**Your instructions**
Copy the lines below word for word, skipping any image.

**Page and application data records**
* * * *

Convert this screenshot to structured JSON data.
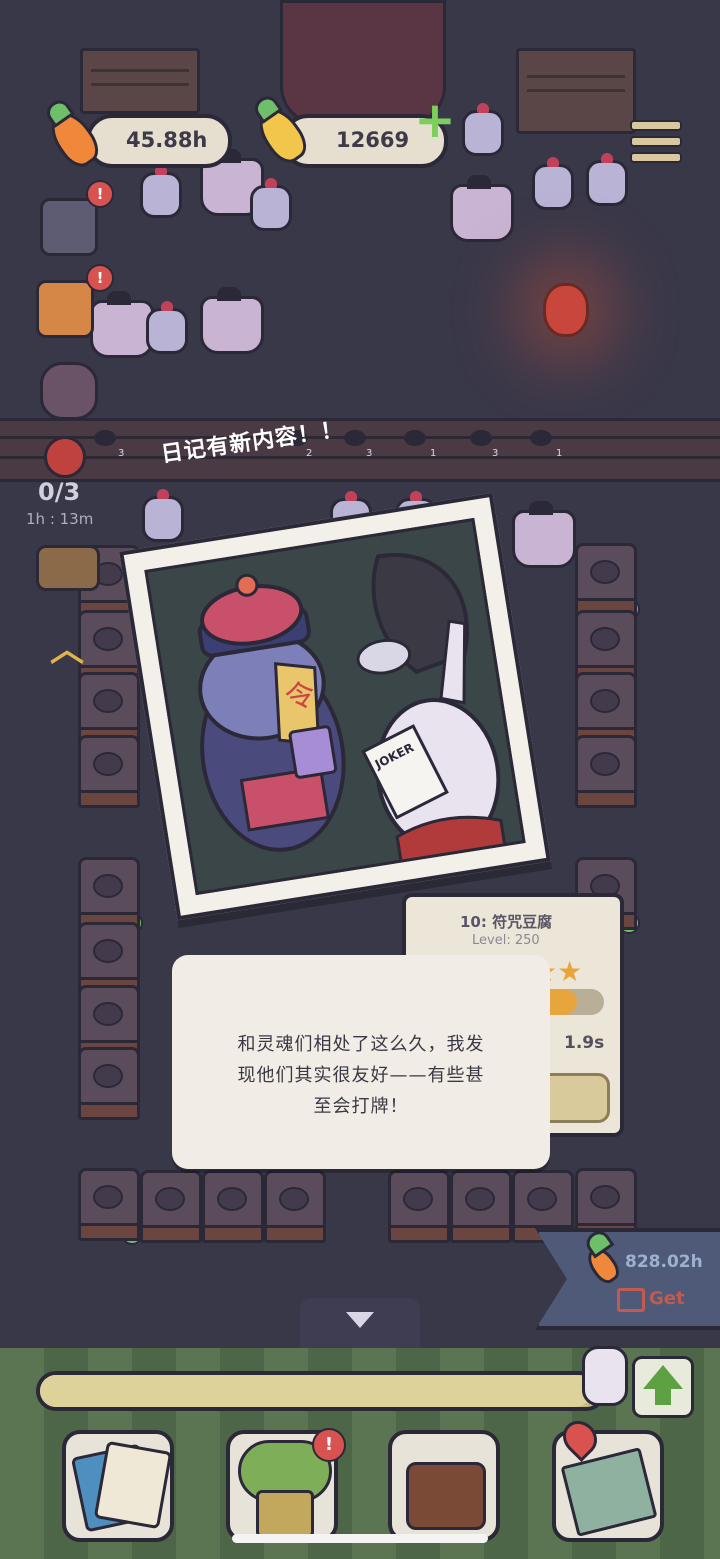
{
  "hud": {
    "carrots_rate": "45.88h",
    "gold_carrots": "12669"
  },
  "side": {
    "cart_counter": "0/3",
    "cart_timer": "1h : 13m",
    "badge": "!"
  },
  "belt_counts": [
    "3",
    "2",
    "3",
    "1",
    "3",
    "1"
  ],
  "notification": "日记有新内容！！",
  "photo": {
    "card_label": "JOKER",
    "talisman_char": "令"
  },
  "info_card": {
    "title": "10: 符咒豆腐",
    "level": "Level: 250",
    "time": "1.9s",
    "stars": 3,
    "progress": 0.85
  },
  "dialog": {
    "line1": "和灵魂们相处了这么久，我发",
    "line2": "现他们其实很友好——有些甚",
    "line3": "至会打牌！"
  },
  "reward": {
    "value": "828.02h",
    "label": "Get"
  },
  "bottom": {
    "progress": 0.98
  },
  "colors": {
    "background": "#393849",
    "accent_green": "#7ccf5a",
    "star": "#e7a53e",
    "reward_get": "#c25a52"
  }
}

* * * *

**Result of the task**
Convert this screenshot to structured JSON data.
{
  "hud": {
    "carrots_rate": "45.88h",
    "gold_carrots": "12669"
  },
  "side": {
    "cart_counter": "0/3",
    "cart_timer": "1h : 13m",
    "badge": "!"
  },
  "belt_counts": [
    "3",
    "2",
    "3",
    "1",
    "3",
    "1"
  ],
  "notification": "日记有新内容！！",
  "photo": {
    "card_label": "JOKER",
    "talisman_char": "令"
  },
  "info_card": {
    "title": "10: 符咒豆腐",
    "level": "Level: 250",
    "time": "1.9s",
    "stars": 3,
    "progress": 0.85
  },
  "dialog": {
    "line1": "和灵魂们相处了这么久，我发",
    "line2": "现他们其实很友好——有些甚",
    "line3": "至会打牌！"
  },
  "reward": {
    "value": "828.02h",
    "label": "Get"
  },
  "bottom": {
    "progress": 0.98
  },
  "colors": {
    "background": "#393849",
    "accent_green": "#7ccf5a",
    "star": "#e7a53e",
    "reward_get": "#c25a52"
  }
}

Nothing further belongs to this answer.